## Task item
Check every line of the records below for the string "Learner" and copy the ones that have it.

· · · ·

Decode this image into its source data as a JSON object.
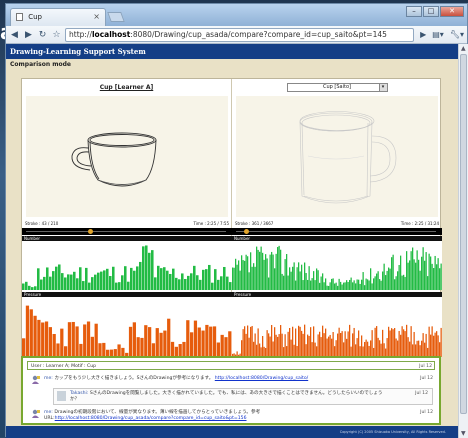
{
  "browser": {
    "tab_title": "Cup",
    "tab_close": "×",
    "url_prefix": "http://",
    "url_host": "localhost",
    "url_rest": ":8080/Drawing/cup_asada/compare?compare_id=cup_saito&pt=145",
    "controls": {
      "minimize": "–",
      "maximize": "□",
      "close": "✕"
    }
  },
  "desktop": {
    "edge_letter": "a"
  },
  "app": {
    "title": "Drawing-Learning Support System",
    "mode": "Comparison mode",
    "footer": "Copyright (C) 2005 Shizuoka University, All Rights Reserved."
  },
  "left_panel": {
    "heading": "Cup [Learner A]",
    "stroke": "Stroke : 43 / 210",
    "time": "Time : 2:25 / 7:55",
    "knob_position": 0.32,
    "number_label": "Number",
    "pressure_label": "Pressure",
    "number_color": "#22bb44",
    "pressure_color": "#e65c0c"
  },
  "right_panel": {
    "select_value": "Cup [Saito]",
    "stroke": "Stroke : 361 / 3667",
    "time": "Time : 2:25 / 31:24",
    "knob_position": 0.05,
    "number_label": "Number",
    "pressure_label": "Pressure",
    "number_color": "#22bb44",
    "pressure_color": "#e65c0c"
  },
  "comments": {
    "first": {
      "text": "User : Learner A; Motif : Cup",
      "date": "Jul 12"
    },
    "items": [
      {
        "author": "me:",
        "text": "カップをもう少し大きく描きましょう。SさんのDrawingが参考になります。",
        "url": "http://localhost:8080/Drawing/cup_saito/",
        "date": "Jul 12"
      },
      {
        "author": "Takashi:",
        "text": "SさんのDrawingを閲覧しました。大きく描かれていました。でも、私には、あの大きさで描くことはできません。どうしたらいいのでしょうか？",
        "date": "Jul 12"
      },
      {
        "author": "me:",
        "text": "Drawingの初期段階において、線量が異なります。薄い線を描画してからとっていきましょう。参考",
        "url_prefix": "URL:",
        "url": "http://localhost:8080/Drawing/cup_asada/compare?compare_id=cup_saito&pt=156",
        "date": "Jul 12"
      }
    ]
  }
}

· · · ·

## Worked solution
    "heading": "Cup [Learner A]",
      "text": "User : Learner A; Motif : Cup",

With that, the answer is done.